• @LaurentDuval Sorry, you mean I should say this mainly applies to quadrature filters? – geometrikal May 30 '16 at 3:16

You can have images that can be expressed with complex-valued pixels, see for instance Blind deconvolution of noisy complex-valued image. Some images acquired through Fourier-like imaging systems can be complex too. An instance is medical MRI imaging, but you can find that in seismic data too.

Many processing methods like the Fourier transform, complex wavelets or Laplacian pyramids can turn a real image into complex-valued images. One can use Complex Derivative Filters or phase congruency to detect edges or infer texture parameters. Optimization algorithms are designed for such complex instances: A Majorize-Minimize Memory Gradient Method for Complex-Valued Inverse Problems.

If you want to play with maths, you can encode a natural image into a single complex number by constructing digits in base $256$ and putting half of the pixels in the real part and the second half in the imaginary part because $\mathbb{C}$ is bigger than $[0,255]^{M\times N}$. But this is practically useless.

So:

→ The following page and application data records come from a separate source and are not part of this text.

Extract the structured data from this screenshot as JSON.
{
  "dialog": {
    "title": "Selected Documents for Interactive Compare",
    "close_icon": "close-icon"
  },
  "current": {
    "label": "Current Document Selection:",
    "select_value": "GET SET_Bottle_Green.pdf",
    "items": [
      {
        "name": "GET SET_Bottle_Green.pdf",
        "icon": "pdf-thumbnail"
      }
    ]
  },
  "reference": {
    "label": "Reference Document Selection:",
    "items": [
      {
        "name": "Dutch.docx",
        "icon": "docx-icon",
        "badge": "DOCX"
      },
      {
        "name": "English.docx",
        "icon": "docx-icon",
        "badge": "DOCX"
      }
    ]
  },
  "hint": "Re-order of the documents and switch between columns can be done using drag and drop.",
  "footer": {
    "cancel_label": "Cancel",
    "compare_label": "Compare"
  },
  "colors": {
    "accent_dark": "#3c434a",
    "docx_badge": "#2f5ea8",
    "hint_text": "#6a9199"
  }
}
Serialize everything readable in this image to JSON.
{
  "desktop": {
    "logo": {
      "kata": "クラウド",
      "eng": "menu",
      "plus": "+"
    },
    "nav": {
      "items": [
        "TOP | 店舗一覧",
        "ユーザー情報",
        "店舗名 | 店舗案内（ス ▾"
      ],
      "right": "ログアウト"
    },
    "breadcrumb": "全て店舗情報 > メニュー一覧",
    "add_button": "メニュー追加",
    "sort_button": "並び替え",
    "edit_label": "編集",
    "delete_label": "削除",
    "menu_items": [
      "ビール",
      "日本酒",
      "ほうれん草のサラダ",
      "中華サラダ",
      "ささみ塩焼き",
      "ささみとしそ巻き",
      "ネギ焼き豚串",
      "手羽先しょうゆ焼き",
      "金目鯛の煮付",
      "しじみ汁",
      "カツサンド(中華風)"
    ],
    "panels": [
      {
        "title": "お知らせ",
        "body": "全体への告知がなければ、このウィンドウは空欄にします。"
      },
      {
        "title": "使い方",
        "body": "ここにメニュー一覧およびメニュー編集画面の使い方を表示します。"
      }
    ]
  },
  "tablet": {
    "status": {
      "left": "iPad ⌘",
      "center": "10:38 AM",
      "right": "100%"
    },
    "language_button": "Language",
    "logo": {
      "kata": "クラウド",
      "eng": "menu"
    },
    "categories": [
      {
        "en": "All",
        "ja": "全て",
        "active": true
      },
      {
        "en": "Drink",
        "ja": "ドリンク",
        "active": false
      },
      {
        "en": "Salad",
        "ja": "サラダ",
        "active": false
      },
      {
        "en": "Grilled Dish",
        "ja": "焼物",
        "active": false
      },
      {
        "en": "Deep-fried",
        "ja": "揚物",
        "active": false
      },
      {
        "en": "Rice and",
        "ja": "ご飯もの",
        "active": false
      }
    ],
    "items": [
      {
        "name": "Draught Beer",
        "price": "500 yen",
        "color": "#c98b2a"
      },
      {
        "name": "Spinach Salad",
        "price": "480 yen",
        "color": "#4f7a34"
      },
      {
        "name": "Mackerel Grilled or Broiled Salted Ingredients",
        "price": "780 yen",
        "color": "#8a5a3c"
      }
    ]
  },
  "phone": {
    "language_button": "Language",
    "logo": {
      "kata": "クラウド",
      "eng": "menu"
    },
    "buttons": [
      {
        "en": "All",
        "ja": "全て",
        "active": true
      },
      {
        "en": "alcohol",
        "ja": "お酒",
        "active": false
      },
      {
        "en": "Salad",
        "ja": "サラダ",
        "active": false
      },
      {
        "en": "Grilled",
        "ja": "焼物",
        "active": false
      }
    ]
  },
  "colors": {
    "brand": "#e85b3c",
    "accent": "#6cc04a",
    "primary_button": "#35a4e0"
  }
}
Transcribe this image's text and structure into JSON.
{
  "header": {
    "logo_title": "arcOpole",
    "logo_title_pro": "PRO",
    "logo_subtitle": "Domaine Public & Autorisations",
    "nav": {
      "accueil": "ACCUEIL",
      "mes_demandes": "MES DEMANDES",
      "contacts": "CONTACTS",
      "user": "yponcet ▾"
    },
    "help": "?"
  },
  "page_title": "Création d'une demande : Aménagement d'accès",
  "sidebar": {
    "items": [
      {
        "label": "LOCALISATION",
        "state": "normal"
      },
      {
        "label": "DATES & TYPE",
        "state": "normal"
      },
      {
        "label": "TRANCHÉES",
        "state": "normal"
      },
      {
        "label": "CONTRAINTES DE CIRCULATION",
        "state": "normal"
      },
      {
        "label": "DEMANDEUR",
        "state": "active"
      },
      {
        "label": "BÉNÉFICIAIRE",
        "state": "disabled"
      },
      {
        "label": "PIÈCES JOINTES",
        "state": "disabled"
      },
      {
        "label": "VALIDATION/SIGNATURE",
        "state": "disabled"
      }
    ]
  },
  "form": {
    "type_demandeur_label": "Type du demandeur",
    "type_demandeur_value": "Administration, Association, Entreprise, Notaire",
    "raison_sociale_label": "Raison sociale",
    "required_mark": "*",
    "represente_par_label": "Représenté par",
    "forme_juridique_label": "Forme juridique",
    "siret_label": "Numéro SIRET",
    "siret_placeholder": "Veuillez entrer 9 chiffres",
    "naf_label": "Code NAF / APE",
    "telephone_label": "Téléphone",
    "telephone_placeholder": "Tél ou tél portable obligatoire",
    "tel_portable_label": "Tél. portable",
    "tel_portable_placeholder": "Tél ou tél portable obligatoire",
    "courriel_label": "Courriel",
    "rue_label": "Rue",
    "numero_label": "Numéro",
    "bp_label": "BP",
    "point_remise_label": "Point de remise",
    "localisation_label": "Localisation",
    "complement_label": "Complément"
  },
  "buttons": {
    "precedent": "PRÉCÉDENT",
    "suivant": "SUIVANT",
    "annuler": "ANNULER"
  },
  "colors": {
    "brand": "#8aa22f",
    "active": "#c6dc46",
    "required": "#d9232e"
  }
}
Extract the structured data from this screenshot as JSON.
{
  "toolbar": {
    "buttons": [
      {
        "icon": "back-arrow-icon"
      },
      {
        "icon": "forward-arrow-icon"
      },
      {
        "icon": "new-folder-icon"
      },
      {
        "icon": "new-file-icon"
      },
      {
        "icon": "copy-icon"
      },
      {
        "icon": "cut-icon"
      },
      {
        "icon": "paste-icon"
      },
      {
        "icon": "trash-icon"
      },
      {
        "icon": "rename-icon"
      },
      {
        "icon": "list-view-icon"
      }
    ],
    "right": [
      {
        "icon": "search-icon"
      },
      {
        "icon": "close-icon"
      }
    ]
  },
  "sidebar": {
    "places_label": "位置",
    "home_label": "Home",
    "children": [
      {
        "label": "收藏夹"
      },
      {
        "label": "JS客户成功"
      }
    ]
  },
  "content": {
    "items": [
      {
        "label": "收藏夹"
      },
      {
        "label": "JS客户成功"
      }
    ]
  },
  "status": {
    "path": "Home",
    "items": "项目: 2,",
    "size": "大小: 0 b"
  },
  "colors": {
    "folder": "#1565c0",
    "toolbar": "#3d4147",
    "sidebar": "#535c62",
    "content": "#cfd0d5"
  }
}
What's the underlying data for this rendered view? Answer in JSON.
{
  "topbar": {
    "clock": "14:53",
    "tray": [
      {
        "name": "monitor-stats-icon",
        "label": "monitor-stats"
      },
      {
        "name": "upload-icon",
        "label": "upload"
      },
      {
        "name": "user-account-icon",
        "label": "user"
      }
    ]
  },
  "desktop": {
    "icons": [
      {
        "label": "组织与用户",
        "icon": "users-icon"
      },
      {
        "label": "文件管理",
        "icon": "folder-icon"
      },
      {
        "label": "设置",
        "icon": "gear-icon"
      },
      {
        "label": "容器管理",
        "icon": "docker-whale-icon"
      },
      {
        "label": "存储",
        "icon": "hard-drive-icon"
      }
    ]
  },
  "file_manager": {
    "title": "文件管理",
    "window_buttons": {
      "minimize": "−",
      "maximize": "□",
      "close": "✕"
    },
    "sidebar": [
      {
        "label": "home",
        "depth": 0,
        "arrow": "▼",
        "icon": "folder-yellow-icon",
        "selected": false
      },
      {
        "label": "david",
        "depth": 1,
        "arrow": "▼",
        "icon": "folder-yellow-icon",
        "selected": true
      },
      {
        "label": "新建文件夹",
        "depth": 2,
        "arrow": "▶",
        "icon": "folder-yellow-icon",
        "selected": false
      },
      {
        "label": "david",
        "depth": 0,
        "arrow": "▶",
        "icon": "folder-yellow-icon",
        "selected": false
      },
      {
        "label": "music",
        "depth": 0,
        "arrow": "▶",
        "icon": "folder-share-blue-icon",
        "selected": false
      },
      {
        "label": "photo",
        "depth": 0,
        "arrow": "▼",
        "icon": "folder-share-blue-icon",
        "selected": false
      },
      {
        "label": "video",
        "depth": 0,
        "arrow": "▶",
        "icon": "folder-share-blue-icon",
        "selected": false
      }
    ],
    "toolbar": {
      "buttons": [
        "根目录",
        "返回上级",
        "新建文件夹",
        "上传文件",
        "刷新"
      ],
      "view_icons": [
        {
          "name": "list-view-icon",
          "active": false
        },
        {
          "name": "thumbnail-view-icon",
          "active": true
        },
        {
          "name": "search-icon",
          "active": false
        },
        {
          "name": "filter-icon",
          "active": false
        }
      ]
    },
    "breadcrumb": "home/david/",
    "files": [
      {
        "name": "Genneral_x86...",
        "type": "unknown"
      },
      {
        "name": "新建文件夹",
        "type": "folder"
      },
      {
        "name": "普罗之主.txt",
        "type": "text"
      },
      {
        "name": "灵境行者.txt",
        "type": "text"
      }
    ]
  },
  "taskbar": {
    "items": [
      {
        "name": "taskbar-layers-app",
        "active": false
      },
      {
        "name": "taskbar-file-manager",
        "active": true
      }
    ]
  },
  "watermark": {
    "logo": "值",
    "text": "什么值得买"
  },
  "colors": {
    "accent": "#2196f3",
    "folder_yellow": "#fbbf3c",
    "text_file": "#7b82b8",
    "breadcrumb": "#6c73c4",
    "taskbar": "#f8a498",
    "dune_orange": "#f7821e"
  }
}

1. An whole image can be represented by a single complex number, but useless
2. Many instances of images can have complex values at each pixel.